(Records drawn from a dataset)
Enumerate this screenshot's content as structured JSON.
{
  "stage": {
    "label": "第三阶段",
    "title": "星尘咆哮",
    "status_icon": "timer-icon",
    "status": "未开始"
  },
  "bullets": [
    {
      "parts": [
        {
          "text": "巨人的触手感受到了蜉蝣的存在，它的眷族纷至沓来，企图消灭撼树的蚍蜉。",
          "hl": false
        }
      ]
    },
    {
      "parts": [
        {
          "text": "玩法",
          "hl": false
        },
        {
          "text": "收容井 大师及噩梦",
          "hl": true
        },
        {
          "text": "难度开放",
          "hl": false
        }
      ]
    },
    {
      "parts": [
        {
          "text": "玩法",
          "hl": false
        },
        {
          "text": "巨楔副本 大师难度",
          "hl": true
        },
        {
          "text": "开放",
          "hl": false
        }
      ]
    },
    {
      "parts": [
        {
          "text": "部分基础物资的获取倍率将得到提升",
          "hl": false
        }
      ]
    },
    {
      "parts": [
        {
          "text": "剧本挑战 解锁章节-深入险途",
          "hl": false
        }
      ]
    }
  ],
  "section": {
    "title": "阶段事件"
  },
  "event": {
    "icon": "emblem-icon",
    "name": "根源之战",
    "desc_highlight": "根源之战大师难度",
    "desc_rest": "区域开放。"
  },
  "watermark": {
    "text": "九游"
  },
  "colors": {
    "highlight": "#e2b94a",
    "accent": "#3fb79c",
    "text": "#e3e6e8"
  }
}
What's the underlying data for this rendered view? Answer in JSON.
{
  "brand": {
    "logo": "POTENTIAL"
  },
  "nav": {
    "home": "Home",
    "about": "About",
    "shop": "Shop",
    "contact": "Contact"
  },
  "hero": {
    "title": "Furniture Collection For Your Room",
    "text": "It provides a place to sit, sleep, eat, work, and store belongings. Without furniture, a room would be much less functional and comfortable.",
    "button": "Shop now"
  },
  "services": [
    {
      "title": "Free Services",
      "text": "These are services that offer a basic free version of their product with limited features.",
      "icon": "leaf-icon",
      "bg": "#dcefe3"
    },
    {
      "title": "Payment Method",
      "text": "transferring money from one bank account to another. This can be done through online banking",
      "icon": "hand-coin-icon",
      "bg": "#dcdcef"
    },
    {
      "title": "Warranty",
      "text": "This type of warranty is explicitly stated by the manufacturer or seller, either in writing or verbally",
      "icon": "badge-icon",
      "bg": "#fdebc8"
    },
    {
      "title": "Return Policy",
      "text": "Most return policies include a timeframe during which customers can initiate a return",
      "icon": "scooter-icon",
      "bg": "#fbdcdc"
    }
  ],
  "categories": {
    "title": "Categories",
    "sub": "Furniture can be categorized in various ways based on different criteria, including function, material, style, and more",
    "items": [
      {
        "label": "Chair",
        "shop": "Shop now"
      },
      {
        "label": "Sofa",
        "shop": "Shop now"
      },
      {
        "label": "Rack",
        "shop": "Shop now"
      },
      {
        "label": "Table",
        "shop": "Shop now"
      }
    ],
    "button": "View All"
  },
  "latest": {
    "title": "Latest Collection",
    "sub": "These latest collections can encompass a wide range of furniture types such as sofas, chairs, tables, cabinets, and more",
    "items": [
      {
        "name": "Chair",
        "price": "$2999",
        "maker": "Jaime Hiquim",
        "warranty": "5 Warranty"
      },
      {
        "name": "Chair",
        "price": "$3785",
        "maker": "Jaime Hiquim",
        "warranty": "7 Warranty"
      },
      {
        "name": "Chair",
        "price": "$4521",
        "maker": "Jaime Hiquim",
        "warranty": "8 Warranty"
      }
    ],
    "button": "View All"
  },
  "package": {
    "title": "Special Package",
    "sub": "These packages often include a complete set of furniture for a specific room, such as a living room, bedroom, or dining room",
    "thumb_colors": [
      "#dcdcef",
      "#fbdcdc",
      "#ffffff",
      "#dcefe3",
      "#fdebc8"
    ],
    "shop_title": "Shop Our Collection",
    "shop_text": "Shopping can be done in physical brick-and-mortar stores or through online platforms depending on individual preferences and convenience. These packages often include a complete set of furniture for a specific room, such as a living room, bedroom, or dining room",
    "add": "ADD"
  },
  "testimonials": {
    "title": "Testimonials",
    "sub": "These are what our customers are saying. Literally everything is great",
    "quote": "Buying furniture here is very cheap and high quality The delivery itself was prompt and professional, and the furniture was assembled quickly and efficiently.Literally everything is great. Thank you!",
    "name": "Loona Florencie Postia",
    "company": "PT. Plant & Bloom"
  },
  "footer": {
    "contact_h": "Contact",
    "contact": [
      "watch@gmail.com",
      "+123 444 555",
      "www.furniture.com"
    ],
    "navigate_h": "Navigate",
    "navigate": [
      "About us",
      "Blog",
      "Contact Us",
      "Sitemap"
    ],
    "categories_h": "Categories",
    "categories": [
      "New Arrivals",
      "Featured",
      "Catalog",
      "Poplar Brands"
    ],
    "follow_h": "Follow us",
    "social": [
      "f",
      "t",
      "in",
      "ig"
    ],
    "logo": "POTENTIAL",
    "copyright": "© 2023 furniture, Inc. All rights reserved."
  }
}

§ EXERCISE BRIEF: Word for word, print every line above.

§ SOLUTION FOR THIS EXERCISE:
Enumerate this screenshot's content as structured JSON.
{
  "stage": {
    "label": "第三阶段",
    "title": "星尘咆哮",
    "status_icon": "timer-icon",
    "status": "未开始"
  },
  "bullets": [
    {
      "parts": [
        {
          "text": "巨人的触手感受到了蜉蝣的存在，它的眷族纷至沓来，企图消灭撼树的蚍蜉。",
          "hl": false
        }
      ]
    },
    {
      "parts": [
        {
          "text": "玩法",
          "hl": false
        },
        {
          "text": "收容井 大师及噩梦",
          "hl": true
        },
        {
          "text": "难度开放",
          "hl": false
        }
      ]
    },
    {
      "parts": [
        {
          "text": "玩法",
          "hl": false
        },
        {
          "text": "巨楔副本 大师难度",
          "hl": true
        },
        {
          "text": "开放",
          "hl": false
        }
      ]
    },
    {
      "parts": [
        {
          "text": "部分基础物资的获取倍率将得到提升",
          "hl": false
        }
      ]
    },
    {
      "parts": [
        {
          "text": "剧本挑战 解锁章节-深入险途",
          "hl": false
        }
      ]
    }
  ],
  "section": {
    "title": "阶段事件"
  },
  "event": {
    "icon": "emblem-icon",
    "name": "根源之战",
    "desc_highlight": "根源之战大师难度",
    "desc_rest": "区域开放。"
  },
  "watermark": {
    "text": "九游"
  },
  "colors": {
    "highlight": "#e2b94a",
    "accent": "#3fb79c",
    "text": "#e3e6e8"
  }
}
What's the underlying data for this rendered view? Answer in JSON.
{
  "brand": {
    "logo": "POTENTIAL"
  },
  "nav": {
    "home": "Home",
    "about": "About",
    "shop": "Shop",
    "contact": "Contact"
  },
  "hero": {
    "title": "Furniture Collection For Your Room",
    "text": "It provides a place to sit, sleep, eat, work, and store belongings. Without furniture, a room would be much less functional and comfortable.",
    "button": "Shop now"
  },
  "services": [
    {
      "title": "Free Services",
      "text": "These are services that offer a basic free version of their product with limited features.",
      "icon": "leaf-icon",
      "bg": "#dcefe3"
    },
    {
      "title": "Payment Method",
      "text": "transferring money from one bank account to another. This can be done through online banking",
      "icon": "hand-coin-icon",
      "bg": "#dcdcef"
    },
    {
      "title": "Warranty",
      "text": "This type of warranty is explicitly stated by the manufacturer or seller, either in writing or verbally",
      "icon": "badge-icon",
      "bg": "#fdebc8"
    },
    {
      "title": "Return Policy",
      "text": "Most return policies include a timeframe during which customers can initiate a return",
      "icon": "scooter-icon",
      "bg": "#fbdcdc"
    }
  ],
  "categories": {
    "title": "Categories",
    "sub": "Furniture can be categorized in various ways based on different criteria, including function, material, style, and more",
    "items": [
      {
        "label": "Chair",
        "shop": "Shop now"
      },
      {
        "label": "Sofa",
        "shop": "Shop now"
      },
      {
        "label": "Rack",
        "shop": "Shop now"
      },
      {
        "label": "Table",
        "shop": "Shop now"
      }
    ],
    "button": "View All"
  },
  "latest": {
    "title": "Latest Collection",
    "sub": "These latest collections can encompass a wide range of furniture types such as sofas, chairs, tables, cabinets, and more",
    "items": [
      {
        "name": "Chair",
        "price": "$2999",
        "maker": "Jaime Hiquim",
        "warranty": "5 Warranty"
      },
      {
        "name": "Chair",
        "price": "$3785",
        "maker": "Jaime Hiquim",
        "warranty": "7 Warranty"
      },
      {
        "name": "Chair",
        "price": "$4521",
        "maker": "Jaime Hiquim",
        "warranty": "8 Warranty"
      }
    ],
    "button": "View All"
  },
  "package": {
    "title": "Special Package",
    "sub": "These packages often include a complete set of furniture for a specific room, such as a living room, bedroom, or dining room",
    "thumb_colors": [
      "#dcdcef",
      "#fbdcdc",
      "#ffffff",
      "#dcefe3",
      "#fdebc8"
    ],
    "shop_title": "Shop Our Collection",
    "shop_text": "Shopping can be done in physical brick-and-mortar stores or through online platforms depending on individual preferences and convenience. These packages often include a complete set of furniture for a specific room, such as a living room, bedroom, or dining room",
    "add": "ADD"
  },
  "testimonials": {
    "title": "Testimonials",
    "sub": "These are what our customers are saying. Literally everything is great",
    "quote": "Buying furniture here is very cheap and high quality The delivery itself was prompt and professional, and the furniture was assembled quickly and efficiently.Literally everything is great. Thank you!",
    "name": "Loona Florencie Postia",
    "company": "PT. Plant & Bloom"
  },
  "footer": {
    "contact_h": "Contact",
    "contact": [
      "watch@gmail.com",
      "+123 444 555",
      "www.furniture.com"
    ],
    "navigate_h": "Navigate",
    "navigate": [
      "About us",
      "Blog",
      "Contact Us",
      "Sitemap"
    ],
    "categories_h": "Categories",
    "categories": [
      "New Arrivals",
      "Featured",
      "Catalog",
      "Poplar Brands"
    ],
    "follow_h": "Follow us",
    "social": [
      "f",
      "t",
      "in",
      "ig"
    ],
    "logo": "POTENTIAL",
    "copyright": "© 2023 furniture, Inc. All rights reserved."
  }
}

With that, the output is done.